Published: 31 May 2014

Abstract

Background

Campylobacter jejuni (C. jejuni) is the leading causative agent of bacterial gastrointestinal infections. The rise of antibiotic resistant forms of this pathogen necessitates the development of novel intervention strategies. One approach is the design of drugs preventing bacterial attachment to host cells. Although some putative C. jejuni adhesins have been identified, the molecular mechanisms of their interaction with host cells and their role in pathogenesis remain to be elucidated. C. jejuni adhesion may also be modulated by a bacterial capsule. However, the role of this structure in adhesion was not clear due to conflicting results published by different research groups. The aim of this study was to clarify the role of capsule in bacterial interaction with host cells by using an in vitro model of adhesion and an analogue of a host cell receptor.

Results
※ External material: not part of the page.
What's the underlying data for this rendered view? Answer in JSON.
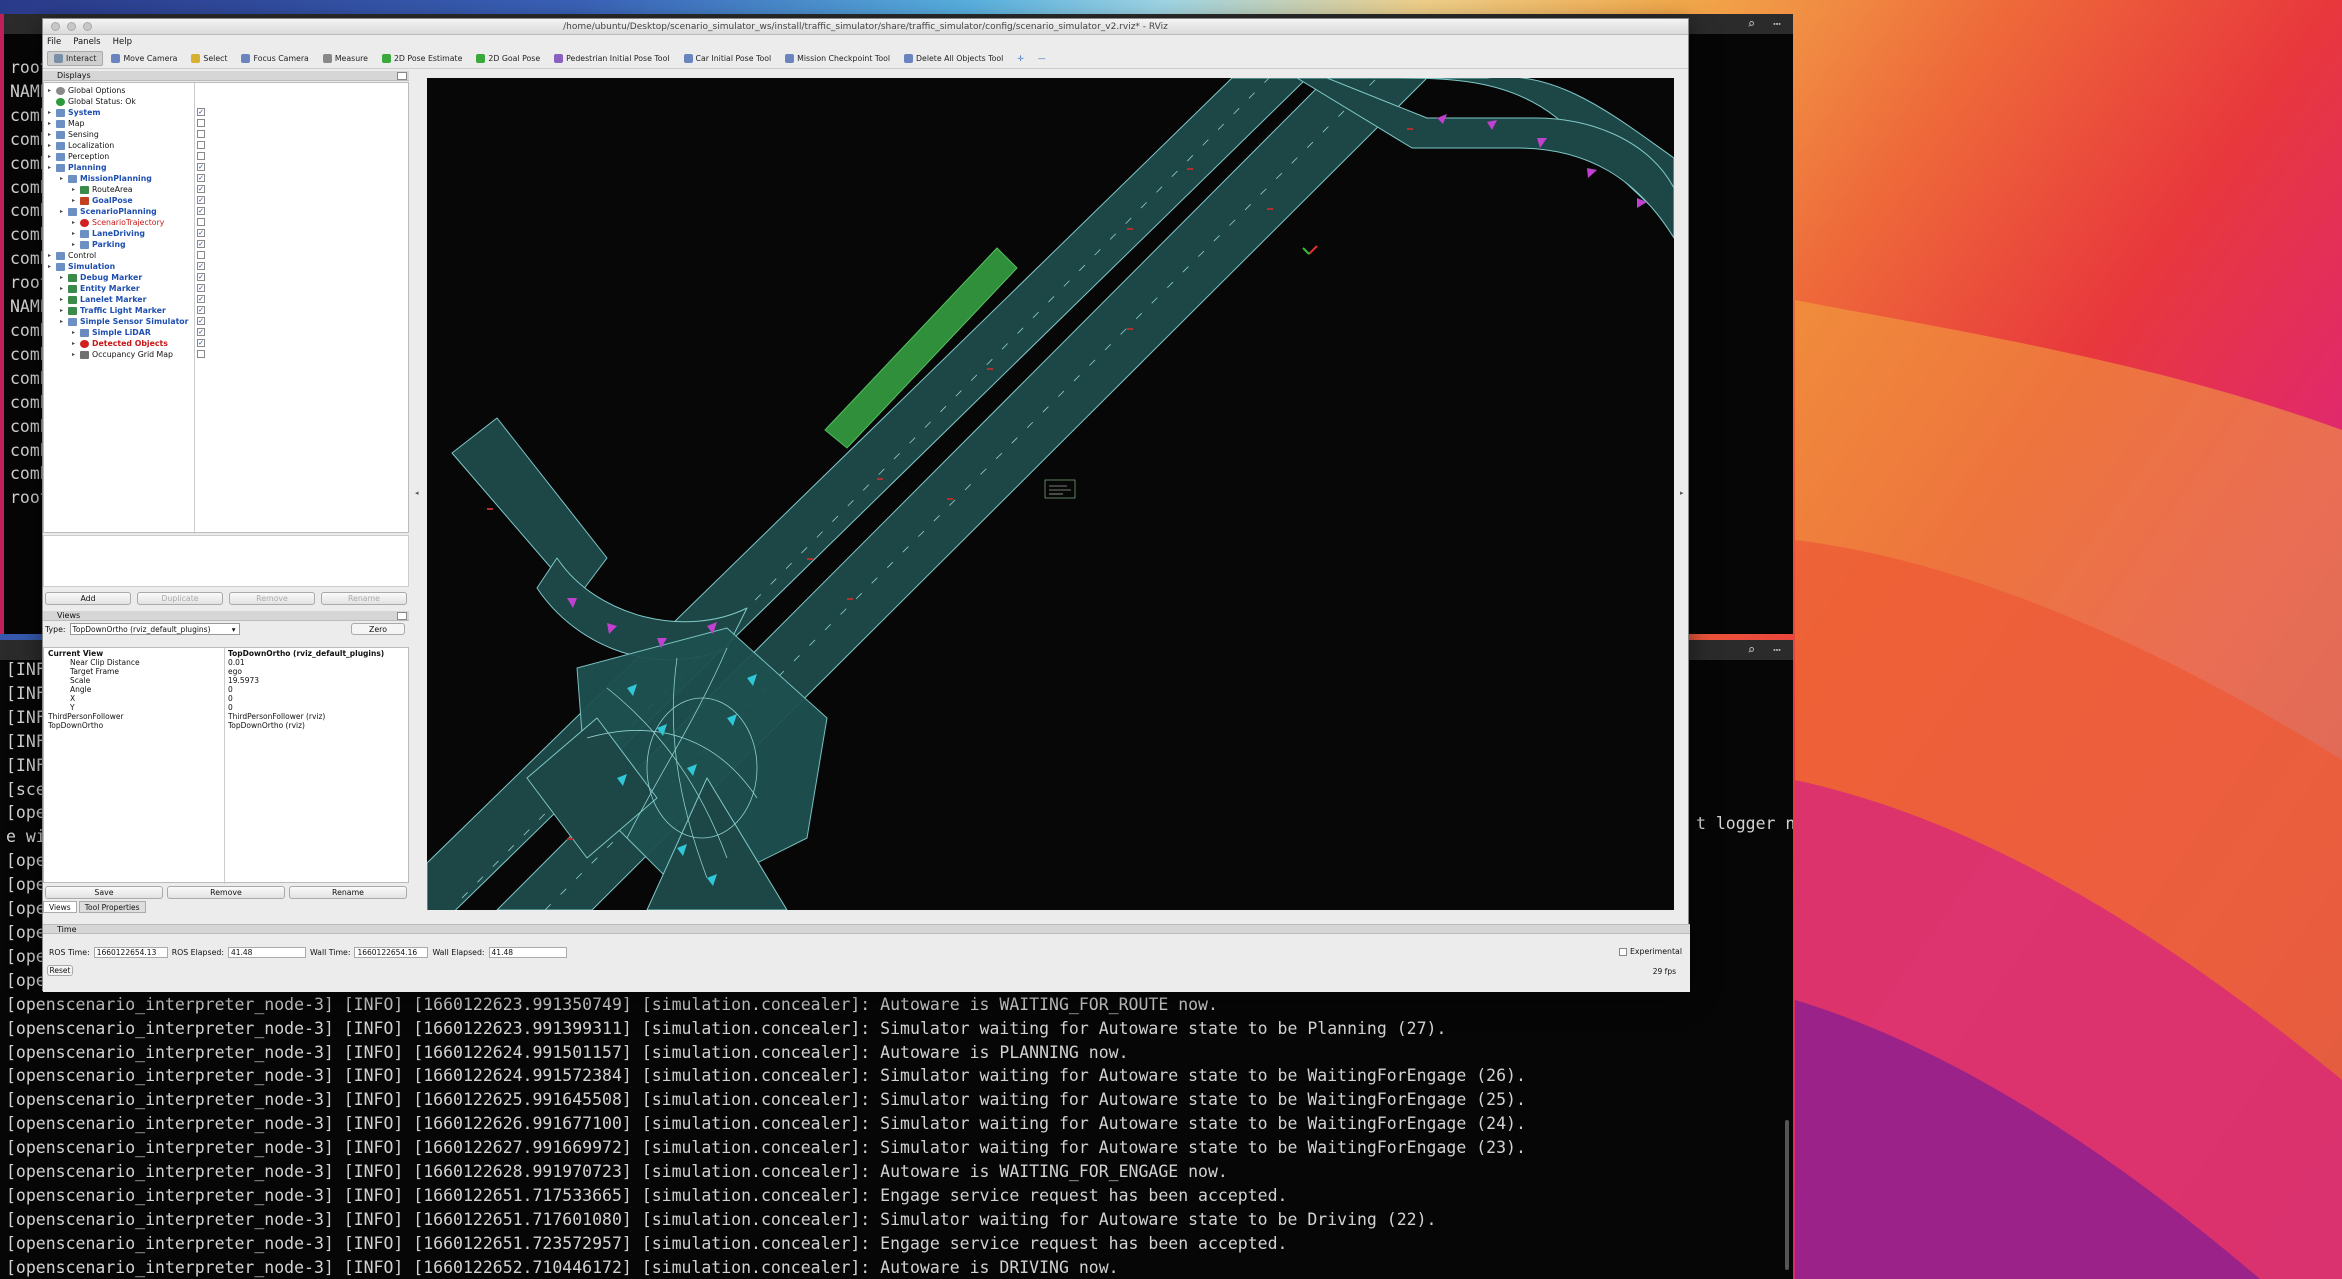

In this study, we developed an in vitro bacterial adhesion assay, which was validated using various tests, including competitive inhibition studies, exoglycosydase treatment and site-directed mutagenesis. We demonstrate that PEB3 is one of the cell surface glycoproteins required for bacterial interaction with an analogue of a host cell receptor. In contrast, JlpA glycoprotein adhesin is not required for such interaction. We demonstrate that the production of capsule reduces bacterial attachment, and that the genes involved in capsule and PEB3 adhesin biosynthesis are differentially regulated.

Conclusions

In this study we report an in vitro model for the investigation of bacterial interaction with analogs of host cell receptors. The results suggest an interfering effect of capsule on bacterial attachment. In addition, using a liquid culture, we demonstrate differential expression of a gene involved in capsule production (kpsM) and a gene encoding a glycoprotein adhesin (peb3). Further studies are required in order to establish if these genes are also differentially regulated during the infection process. The results will assist in better understanding of the mechanism of pathogenesis of C. jejuni in general and the role of capsule in the process in particular.

Keywords:
Campylobacter; Adhesion; Attachment; Adhesins; Receptors; Glycoproteins; Glycosylation; MGL receptor; C-type receptor; Lectins